#### Records supplied:
——

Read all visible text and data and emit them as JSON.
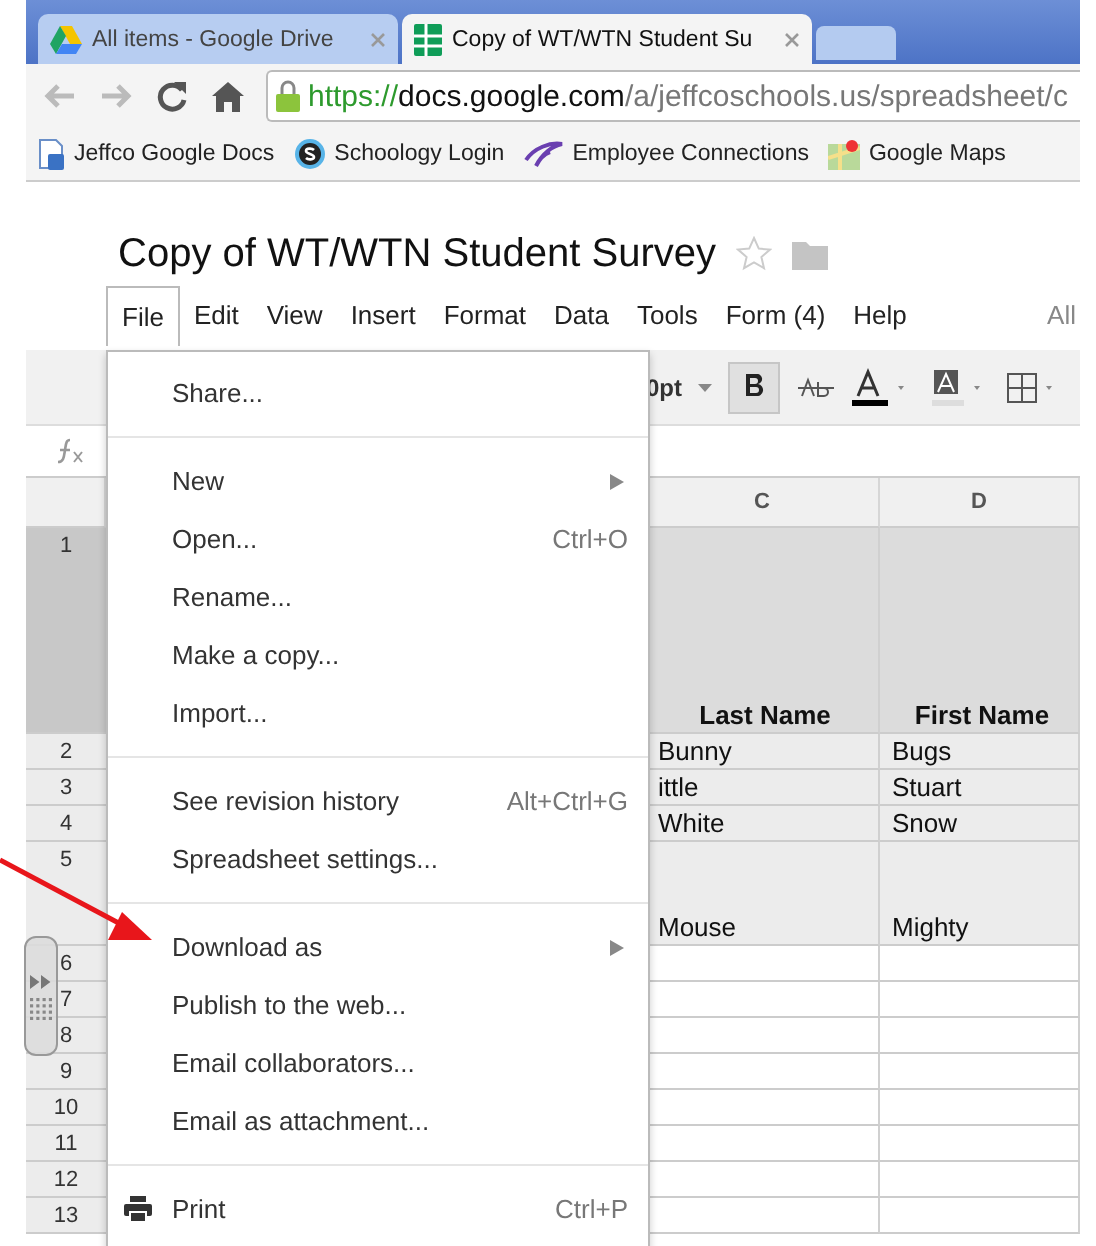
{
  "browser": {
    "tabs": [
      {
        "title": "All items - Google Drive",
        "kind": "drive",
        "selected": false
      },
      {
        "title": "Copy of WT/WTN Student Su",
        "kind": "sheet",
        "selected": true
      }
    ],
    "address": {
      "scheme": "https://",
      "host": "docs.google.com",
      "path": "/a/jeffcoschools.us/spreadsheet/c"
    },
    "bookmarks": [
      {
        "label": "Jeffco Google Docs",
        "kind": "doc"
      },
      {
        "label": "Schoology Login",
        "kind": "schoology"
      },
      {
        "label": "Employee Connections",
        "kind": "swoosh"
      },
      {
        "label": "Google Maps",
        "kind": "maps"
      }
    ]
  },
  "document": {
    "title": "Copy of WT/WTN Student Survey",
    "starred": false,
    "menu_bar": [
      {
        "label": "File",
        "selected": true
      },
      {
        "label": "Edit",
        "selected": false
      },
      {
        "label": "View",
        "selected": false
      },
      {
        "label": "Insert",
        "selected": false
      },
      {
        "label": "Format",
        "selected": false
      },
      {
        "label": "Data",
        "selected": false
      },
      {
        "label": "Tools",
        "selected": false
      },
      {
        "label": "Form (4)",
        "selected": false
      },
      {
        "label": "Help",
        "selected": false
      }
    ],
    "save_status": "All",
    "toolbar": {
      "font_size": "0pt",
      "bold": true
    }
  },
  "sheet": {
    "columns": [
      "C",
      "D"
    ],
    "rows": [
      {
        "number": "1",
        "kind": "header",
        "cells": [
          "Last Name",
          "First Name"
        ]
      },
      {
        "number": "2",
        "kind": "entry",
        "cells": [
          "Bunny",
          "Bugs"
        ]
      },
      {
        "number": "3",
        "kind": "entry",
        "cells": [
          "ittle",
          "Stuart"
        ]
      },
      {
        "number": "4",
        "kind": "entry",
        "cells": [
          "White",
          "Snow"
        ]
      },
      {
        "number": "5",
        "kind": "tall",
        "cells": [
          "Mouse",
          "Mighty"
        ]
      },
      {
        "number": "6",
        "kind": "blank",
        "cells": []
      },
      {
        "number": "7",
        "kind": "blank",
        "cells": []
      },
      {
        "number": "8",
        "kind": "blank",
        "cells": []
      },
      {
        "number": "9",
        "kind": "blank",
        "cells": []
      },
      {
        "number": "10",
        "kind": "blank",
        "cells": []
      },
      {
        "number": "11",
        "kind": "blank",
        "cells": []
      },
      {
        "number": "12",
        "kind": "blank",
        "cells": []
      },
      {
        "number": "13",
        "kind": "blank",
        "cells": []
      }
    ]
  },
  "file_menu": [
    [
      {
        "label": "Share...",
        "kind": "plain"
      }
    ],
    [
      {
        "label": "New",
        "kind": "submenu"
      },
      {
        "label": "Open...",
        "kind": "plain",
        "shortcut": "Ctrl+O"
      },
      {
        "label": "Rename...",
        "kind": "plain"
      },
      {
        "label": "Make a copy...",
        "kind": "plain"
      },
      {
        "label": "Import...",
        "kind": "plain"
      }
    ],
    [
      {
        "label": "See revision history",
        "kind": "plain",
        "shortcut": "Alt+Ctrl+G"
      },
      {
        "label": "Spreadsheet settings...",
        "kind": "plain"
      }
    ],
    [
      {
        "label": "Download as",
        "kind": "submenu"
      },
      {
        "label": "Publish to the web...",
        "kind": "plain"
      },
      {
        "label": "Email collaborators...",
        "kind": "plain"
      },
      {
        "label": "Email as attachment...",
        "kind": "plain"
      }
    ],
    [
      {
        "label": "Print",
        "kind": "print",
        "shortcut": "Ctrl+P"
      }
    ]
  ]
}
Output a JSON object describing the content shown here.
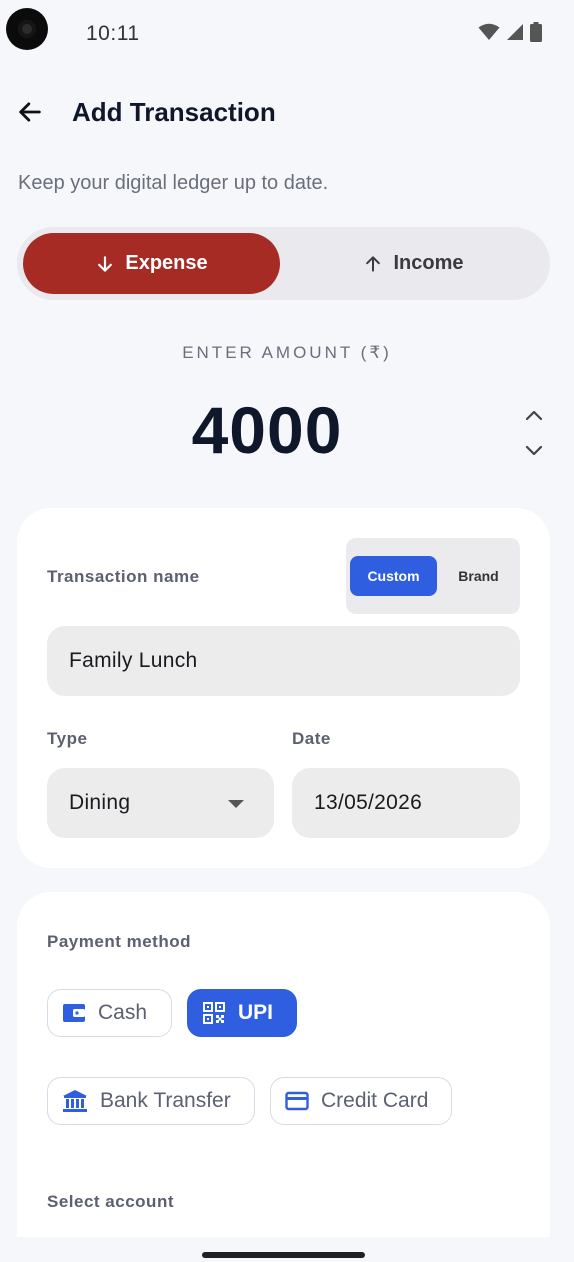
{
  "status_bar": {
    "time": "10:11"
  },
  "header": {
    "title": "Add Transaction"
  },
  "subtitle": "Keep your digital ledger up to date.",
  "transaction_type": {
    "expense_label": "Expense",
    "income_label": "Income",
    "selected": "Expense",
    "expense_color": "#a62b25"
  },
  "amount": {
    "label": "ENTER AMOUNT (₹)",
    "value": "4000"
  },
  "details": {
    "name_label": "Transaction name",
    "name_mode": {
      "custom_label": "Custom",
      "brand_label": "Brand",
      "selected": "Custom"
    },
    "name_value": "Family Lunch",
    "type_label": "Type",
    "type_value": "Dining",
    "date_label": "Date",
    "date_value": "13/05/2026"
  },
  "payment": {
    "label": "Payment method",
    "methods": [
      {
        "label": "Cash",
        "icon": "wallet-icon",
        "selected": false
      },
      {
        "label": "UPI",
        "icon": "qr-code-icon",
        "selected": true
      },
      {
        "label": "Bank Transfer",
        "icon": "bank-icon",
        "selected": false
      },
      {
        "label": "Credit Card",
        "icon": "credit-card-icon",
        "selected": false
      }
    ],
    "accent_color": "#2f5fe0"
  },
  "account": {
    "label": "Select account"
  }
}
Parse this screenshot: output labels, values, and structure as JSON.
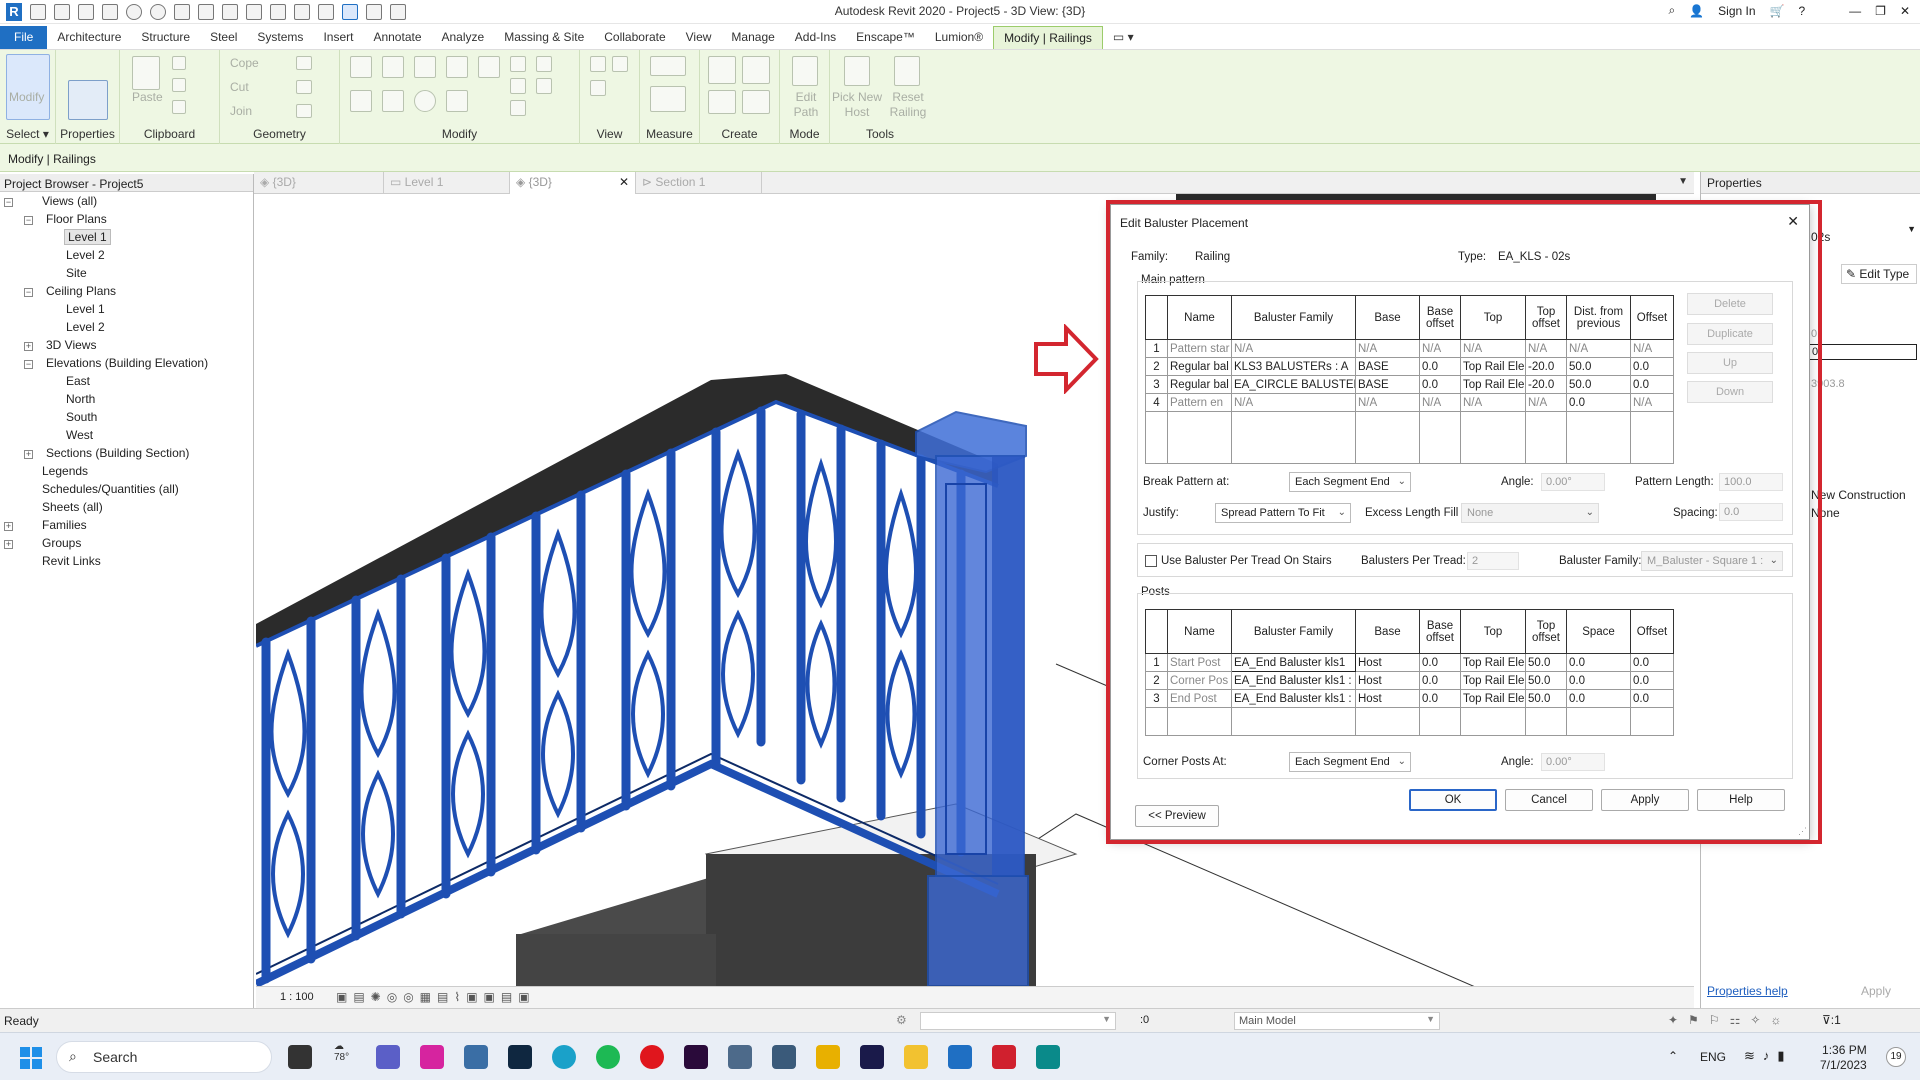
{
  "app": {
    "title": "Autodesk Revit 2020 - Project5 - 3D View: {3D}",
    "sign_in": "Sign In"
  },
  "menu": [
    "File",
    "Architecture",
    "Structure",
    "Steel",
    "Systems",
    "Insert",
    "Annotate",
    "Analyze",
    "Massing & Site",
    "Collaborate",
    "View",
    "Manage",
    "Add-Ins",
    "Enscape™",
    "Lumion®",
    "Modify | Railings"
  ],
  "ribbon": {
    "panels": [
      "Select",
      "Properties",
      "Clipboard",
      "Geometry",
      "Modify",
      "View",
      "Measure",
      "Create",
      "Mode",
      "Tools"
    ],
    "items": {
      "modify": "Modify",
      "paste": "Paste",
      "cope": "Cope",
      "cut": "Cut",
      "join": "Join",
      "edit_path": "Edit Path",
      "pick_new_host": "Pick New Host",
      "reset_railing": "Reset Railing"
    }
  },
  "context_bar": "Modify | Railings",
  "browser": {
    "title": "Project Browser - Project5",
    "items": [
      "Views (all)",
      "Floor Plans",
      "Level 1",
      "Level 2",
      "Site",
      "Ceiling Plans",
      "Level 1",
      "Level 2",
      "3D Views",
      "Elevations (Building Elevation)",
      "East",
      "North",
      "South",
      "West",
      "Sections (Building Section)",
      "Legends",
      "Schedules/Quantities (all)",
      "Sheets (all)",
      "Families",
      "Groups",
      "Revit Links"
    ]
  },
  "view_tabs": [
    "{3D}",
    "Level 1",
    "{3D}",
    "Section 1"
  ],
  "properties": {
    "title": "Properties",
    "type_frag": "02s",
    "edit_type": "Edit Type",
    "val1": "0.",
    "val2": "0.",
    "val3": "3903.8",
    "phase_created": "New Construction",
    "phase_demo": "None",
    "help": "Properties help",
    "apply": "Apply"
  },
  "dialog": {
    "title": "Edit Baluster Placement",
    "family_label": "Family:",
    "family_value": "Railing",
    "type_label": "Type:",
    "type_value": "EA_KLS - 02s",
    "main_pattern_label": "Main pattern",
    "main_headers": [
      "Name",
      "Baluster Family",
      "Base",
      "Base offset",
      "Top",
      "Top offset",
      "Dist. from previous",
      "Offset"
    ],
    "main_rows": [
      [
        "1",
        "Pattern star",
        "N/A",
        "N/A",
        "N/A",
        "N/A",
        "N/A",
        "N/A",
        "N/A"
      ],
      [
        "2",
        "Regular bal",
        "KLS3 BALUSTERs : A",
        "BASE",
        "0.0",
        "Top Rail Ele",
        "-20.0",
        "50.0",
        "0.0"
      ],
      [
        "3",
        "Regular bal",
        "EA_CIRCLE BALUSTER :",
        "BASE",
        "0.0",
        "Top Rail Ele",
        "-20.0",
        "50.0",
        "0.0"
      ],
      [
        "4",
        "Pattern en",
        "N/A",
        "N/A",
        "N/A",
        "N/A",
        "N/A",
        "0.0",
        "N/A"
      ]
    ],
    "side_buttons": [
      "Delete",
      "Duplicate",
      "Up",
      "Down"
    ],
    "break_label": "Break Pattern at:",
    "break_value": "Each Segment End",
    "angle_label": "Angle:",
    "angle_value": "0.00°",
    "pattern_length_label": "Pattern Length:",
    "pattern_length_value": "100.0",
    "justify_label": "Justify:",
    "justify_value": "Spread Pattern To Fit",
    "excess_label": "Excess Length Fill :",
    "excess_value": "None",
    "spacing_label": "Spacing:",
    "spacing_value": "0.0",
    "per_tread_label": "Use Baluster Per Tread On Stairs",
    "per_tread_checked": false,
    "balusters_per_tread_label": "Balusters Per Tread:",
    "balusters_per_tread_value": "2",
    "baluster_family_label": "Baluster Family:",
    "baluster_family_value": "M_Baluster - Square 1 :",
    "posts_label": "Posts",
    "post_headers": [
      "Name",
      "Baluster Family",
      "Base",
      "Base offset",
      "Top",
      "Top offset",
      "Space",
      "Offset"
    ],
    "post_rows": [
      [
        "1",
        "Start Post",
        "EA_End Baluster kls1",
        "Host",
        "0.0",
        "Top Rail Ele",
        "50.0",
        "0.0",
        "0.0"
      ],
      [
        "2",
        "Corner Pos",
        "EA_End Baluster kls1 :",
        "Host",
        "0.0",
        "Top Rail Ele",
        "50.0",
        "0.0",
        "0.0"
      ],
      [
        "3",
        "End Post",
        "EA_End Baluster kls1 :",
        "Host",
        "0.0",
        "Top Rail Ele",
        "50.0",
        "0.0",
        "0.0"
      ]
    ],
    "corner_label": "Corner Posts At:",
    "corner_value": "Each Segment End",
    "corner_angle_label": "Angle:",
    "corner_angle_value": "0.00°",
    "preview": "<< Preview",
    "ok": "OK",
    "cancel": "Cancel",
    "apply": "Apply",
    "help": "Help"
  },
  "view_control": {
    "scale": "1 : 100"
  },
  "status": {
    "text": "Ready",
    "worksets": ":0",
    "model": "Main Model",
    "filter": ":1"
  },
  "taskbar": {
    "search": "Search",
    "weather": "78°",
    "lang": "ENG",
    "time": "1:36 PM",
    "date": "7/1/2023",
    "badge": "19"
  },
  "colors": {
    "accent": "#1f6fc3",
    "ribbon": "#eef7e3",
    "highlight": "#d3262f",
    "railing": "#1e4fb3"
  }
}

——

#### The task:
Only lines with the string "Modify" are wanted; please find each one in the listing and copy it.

#### Answer for the task:
    "Modify | Railings"
      "Modify",
      "modify": "Modify",
  "context_bar": "Modify | Railings",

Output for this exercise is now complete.